There is a danger, however, that these advances will lead to the gradual atomisation of the electorate; each voter addressed individually by parties, playing on their particular makeup of list of causes, habits and emotion. In this atmosphere, campaigning becomes not only more difficult to regulate, but also more difficult to discuss – it is hard to generate a shared idea of what a party stands for if your neighbours and friends are exposed to completely different messaging during the run up to an election.

We may, of course, decide that all of this is worth it – that we don’t mind helping the the causes we care about by donating our data, and that we trust regulators to prevent serious abuses. But consent, and effective regulation, requires knowledge.

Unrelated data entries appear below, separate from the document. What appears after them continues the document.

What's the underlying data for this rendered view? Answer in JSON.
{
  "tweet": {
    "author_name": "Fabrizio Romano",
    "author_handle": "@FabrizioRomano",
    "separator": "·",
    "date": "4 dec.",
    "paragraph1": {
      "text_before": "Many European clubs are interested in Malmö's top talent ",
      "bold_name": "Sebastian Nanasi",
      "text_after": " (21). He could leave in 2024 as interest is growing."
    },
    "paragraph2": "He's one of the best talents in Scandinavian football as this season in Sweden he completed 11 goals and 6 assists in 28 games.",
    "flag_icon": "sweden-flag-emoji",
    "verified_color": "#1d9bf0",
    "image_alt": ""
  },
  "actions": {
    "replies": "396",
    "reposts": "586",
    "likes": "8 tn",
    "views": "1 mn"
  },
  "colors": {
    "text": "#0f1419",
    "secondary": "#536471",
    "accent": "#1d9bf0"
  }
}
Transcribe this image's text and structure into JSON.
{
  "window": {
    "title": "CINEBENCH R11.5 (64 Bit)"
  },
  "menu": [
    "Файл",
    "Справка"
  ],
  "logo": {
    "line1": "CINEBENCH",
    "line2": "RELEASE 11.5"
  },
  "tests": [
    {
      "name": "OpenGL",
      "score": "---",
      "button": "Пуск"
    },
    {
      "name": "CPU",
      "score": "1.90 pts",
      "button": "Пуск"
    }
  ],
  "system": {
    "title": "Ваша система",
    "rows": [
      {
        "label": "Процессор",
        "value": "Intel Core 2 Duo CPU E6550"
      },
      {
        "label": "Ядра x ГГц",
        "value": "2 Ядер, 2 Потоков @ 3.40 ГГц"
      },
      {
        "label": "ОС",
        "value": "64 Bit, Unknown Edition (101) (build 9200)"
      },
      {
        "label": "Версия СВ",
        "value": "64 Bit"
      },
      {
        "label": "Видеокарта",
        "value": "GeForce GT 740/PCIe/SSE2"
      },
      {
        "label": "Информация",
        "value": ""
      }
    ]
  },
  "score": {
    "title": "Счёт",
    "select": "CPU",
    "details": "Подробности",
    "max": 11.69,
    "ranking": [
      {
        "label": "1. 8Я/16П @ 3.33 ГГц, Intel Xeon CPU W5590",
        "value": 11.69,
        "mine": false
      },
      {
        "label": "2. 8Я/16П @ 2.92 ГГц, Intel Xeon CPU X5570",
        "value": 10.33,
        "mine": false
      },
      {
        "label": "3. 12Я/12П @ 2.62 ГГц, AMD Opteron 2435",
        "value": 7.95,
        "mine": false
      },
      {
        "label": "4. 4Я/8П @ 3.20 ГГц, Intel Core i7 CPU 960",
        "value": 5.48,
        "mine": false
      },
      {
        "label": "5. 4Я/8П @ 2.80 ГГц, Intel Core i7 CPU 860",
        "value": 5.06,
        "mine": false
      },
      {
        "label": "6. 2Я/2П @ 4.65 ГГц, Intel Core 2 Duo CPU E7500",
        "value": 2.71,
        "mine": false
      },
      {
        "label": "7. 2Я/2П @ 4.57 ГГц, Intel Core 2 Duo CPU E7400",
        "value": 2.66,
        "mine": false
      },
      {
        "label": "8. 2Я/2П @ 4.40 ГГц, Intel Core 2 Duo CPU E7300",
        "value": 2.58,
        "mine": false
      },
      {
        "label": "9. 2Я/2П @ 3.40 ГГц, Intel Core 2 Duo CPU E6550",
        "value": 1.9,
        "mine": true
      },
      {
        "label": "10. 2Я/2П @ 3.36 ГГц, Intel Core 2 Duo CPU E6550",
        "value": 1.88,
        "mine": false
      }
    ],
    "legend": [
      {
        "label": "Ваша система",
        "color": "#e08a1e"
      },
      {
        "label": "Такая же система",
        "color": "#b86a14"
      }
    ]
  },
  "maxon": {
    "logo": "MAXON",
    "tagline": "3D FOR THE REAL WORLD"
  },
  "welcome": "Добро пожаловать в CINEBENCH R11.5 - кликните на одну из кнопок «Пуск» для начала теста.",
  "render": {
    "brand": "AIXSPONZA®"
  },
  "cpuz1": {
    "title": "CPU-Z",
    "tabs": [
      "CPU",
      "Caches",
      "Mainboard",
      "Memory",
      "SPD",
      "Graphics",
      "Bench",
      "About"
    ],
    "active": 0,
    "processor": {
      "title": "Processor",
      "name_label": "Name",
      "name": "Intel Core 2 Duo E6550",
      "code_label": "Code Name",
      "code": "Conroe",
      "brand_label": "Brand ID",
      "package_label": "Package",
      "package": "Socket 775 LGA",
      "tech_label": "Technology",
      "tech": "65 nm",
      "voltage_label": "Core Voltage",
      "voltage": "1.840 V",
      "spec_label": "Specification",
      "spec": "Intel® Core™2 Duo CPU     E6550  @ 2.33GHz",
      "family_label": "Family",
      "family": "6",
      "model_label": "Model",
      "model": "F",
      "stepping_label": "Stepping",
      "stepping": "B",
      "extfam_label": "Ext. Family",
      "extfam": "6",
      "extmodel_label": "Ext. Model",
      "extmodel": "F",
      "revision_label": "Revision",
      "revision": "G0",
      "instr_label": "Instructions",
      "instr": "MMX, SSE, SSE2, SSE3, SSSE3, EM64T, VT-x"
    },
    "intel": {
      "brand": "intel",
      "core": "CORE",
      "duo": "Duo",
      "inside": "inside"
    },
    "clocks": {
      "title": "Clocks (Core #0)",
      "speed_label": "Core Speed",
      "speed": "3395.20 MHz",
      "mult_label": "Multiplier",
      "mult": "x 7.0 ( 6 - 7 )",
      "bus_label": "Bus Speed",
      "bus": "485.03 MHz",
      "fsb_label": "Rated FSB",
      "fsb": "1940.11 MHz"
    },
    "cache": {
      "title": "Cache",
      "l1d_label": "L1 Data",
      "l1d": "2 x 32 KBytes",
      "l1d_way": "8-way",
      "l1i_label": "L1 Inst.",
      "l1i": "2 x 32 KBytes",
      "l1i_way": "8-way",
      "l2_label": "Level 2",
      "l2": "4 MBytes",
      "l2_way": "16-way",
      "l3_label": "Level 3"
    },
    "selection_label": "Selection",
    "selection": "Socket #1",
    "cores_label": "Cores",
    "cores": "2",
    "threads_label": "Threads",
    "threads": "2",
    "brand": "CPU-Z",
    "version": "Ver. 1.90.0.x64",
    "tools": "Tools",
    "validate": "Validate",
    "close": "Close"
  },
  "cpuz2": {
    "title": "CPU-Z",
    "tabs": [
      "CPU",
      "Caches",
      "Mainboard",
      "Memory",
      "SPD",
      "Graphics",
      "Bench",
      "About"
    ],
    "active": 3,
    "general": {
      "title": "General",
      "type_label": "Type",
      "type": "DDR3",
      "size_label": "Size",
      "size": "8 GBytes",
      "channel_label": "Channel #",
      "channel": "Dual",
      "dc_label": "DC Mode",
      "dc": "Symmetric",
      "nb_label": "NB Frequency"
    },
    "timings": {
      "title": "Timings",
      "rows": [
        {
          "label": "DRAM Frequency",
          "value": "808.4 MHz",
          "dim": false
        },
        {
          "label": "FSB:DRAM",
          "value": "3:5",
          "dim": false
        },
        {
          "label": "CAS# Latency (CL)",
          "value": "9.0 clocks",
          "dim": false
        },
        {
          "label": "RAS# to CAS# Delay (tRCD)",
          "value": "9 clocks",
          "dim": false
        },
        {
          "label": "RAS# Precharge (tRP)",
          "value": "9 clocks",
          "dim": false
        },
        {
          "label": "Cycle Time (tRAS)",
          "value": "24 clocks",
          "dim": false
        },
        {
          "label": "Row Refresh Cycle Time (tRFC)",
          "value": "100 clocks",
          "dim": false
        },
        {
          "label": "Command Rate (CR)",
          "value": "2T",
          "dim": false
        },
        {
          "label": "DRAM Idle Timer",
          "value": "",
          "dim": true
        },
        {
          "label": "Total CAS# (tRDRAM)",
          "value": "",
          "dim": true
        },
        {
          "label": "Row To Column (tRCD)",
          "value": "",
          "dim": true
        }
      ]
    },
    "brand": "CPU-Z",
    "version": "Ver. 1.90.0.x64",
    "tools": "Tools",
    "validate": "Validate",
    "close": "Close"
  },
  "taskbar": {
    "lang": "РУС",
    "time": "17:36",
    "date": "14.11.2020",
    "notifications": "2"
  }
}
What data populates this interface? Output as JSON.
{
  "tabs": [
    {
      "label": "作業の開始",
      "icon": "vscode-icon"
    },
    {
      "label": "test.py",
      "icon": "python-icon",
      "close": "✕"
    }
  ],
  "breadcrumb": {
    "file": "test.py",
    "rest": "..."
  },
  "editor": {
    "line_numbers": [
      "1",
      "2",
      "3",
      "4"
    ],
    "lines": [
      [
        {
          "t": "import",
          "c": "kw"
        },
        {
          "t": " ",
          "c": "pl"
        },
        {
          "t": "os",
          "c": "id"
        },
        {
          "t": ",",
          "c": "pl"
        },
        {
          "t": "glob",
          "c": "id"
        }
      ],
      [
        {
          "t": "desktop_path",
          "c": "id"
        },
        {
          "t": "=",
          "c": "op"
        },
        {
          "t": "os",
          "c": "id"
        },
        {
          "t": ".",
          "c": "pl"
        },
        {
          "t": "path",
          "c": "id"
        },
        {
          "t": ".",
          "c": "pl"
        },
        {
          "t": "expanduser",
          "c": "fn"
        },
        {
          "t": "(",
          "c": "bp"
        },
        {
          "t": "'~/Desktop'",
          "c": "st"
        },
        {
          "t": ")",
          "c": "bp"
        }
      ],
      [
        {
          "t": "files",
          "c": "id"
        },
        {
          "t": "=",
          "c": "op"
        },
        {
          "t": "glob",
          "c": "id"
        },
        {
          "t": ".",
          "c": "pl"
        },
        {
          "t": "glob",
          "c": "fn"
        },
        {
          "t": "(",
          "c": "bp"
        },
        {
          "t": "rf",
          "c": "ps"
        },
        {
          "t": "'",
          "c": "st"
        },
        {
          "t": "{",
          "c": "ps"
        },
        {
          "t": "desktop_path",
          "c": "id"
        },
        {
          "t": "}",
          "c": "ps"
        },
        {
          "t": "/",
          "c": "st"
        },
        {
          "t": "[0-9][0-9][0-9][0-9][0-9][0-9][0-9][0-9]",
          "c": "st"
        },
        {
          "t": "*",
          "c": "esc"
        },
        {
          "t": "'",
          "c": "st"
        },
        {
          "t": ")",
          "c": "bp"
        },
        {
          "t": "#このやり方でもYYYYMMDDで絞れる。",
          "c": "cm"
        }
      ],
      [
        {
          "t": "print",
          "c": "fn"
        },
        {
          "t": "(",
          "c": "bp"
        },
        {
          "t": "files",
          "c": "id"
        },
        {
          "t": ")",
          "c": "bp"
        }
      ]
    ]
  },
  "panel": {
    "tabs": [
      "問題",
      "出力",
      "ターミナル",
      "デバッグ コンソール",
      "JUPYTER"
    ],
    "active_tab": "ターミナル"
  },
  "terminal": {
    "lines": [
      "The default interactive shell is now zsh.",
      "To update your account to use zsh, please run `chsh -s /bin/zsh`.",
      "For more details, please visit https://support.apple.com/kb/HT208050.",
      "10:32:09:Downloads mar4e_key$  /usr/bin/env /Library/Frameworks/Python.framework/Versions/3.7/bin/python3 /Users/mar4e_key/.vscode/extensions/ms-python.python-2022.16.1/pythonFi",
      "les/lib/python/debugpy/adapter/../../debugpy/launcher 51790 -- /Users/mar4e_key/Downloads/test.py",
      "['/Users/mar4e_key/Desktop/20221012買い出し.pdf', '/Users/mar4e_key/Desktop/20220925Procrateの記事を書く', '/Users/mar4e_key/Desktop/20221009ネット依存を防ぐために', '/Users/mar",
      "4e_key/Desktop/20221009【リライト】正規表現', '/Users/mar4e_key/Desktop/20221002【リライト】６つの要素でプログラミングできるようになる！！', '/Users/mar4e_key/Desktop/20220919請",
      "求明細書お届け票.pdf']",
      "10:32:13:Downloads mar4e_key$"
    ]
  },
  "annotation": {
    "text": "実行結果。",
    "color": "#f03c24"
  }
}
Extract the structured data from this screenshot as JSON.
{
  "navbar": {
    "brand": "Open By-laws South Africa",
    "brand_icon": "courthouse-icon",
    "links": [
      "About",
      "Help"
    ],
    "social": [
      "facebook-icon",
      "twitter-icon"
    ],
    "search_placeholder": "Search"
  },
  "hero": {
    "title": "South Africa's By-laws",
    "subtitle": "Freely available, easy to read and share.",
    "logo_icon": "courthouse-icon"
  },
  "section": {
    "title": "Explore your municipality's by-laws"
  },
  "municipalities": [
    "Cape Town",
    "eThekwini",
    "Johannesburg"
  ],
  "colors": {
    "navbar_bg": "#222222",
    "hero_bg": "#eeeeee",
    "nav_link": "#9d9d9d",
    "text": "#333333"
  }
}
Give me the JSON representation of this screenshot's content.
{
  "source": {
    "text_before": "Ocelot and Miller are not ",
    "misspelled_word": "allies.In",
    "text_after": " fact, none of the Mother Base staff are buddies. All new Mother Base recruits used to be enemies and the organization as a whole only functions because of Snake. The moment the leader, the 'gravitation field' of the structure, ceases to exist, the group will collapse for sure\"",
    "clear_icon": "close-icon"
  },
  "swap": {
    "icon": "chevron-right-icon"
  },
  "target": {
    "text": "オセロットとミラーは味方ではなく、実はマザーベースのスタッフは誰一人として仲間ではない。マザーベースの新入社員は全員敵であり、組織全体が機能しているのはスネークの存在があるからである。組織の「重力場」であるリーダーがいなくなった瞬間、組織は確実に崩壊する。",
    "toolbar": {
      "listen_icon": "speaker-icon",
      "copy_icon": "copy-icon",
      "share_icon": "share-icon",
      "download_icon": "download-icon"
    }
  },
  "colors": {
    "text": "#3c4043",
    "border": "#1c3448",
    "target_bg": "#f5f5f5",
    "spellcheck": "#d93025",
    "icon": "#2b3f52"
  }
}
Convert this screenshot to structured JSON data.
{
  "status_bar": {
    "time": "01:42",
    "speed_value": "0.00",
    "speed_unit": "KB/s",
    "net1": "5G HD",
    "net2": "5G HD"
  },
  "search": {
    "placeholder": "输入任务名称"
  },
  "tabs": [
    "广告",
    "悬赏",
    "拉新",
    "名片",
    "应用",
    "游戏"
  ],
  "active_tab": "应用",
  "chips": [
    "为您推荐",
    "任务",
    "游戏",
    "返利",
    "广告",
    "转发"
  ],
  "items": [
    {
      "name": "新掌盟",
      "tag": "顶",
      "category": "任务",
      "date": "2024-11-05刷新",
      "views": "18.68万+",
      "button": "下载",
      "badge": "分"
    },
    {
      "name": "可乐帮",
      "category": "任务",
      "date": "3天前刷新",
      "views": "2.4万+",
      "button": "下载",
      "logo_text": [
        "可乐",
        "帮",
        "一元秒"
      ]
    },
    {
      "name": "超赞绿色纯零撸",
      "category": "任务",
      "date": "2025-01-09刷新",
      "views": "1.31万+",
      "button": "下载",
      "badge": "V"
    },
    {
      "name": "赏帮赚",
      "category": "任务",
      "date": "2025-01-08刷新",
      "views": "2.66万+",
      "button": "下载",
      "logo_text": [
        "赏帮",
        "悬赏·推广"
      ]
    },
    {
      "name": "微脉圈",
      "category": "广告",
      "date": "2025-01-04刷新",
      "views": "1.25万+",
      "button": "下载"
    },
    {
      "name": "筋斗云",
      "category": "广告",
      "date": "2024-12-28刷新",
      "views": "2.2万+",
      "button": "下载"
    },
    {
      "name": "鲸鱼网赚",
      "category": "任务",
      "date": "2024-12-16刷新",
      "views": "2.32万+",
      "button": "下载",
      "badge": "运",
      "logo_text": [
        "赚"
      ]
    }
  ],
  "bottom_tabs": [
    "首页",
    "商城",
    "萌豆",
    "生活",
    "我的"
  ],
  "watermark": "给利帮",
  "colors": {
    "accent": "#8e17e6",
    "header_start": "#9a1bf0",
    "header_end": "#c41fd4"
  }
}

Both we as citizens and the organisations designed to protect us must be aware of the data which is out there about us, and how it is being used in campaigns. We must be able to stay on top of new developments, often occurring in response to regulation. If the raised eyebrows of our volunteer last week are an indication, we still have a long way to go.

Read our report The Future of Political Campaigning. 

 

References

[1] C Cadwalladr (2017), ‘British Courts may unlock secrets of how Trump
campaign profile US voters’, The Guardian, Available from:
https://www.theguardian.com

[2] G Windsor and S Murphy (2014), ‘Big data and the 2015 UK General Election: digital democracy or digitally divisive?’, Available from: https://www.nesta.org.uk

[3] J Chester and K Montgomery (2017), ‘The role of digital marketing in political campaigns’, Internet Policy Review

[4] K Caswell, ‘Three Political Marketing Strategies: Using El Toro for Digital Advertising Political Marketing Strategies’, Available from: https://www.eltoro.com/politicalmarketing-strategies/

[5]  Breakthrough Analysis (2016), ‘Text, sentiment & social analytics in the year ahead: 10 trends’, Available from: https://breakthroughanalysis.com
Rachuri et al (2010), ‘EmotionSense: a mobile phones based adaptive platform for experimental social psychology research’, UBIComp

[6] GM Global Technology Operations LLC, (2018). Learning driver demographics from vehicle trace data. US9928524B2.